I might have to say that I preferred Ann Margaret to play the role of Kim McAfee in the movie version of the Broadway theater play. Ann Margaret was very attractive and charismatic. Do we still have to ask why she was chosen to give a solo number at the very start of Bye Bye Birdie? Well, 22-year-old Ann Margaret was in her yellow dress, and with all her charm and magnetism, flirts her way through the camera and straight to the eye of the beholder, which is the audience. That’s how the play starts, and I think I have seen her first song for about… uh… twenty times?
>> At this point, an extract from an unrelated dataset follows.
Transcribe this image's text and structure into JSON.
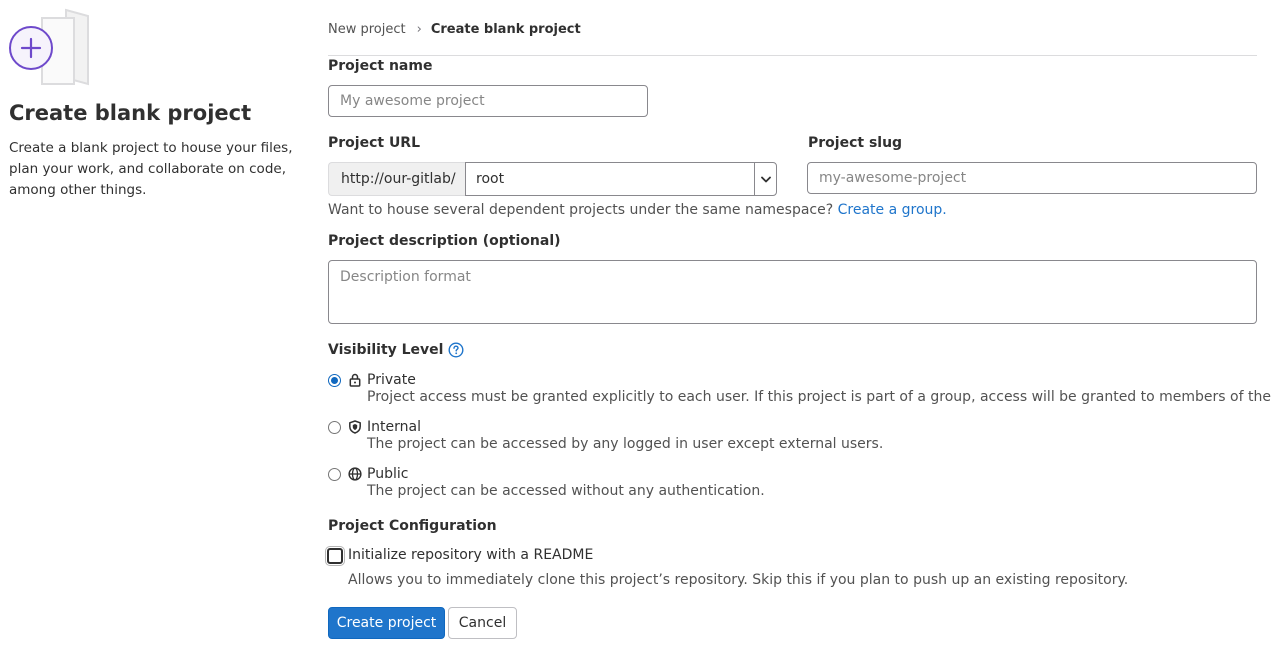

Nope, don’t think of anything else… I was merely in the process of getting out the true magic of the song. Then next in line would be the songs ‘The Telephone Hour,’ ‘How Lovely To Be A Woman,’ ‘Put On A Happy Face,’ and ‘A Healthy, Normal, American Boy’ for Act I. Then for Act II would be songs like ‘What Did I Ever See In Him? ’, ‘A Lot of Livin’ To Do’, which is my favorite, also the songs ‘Baby, Talk To Me’, ‘Spanish Rose’ and, finally, Albert’s love song for Rose Grant, the song ‘Rosie’.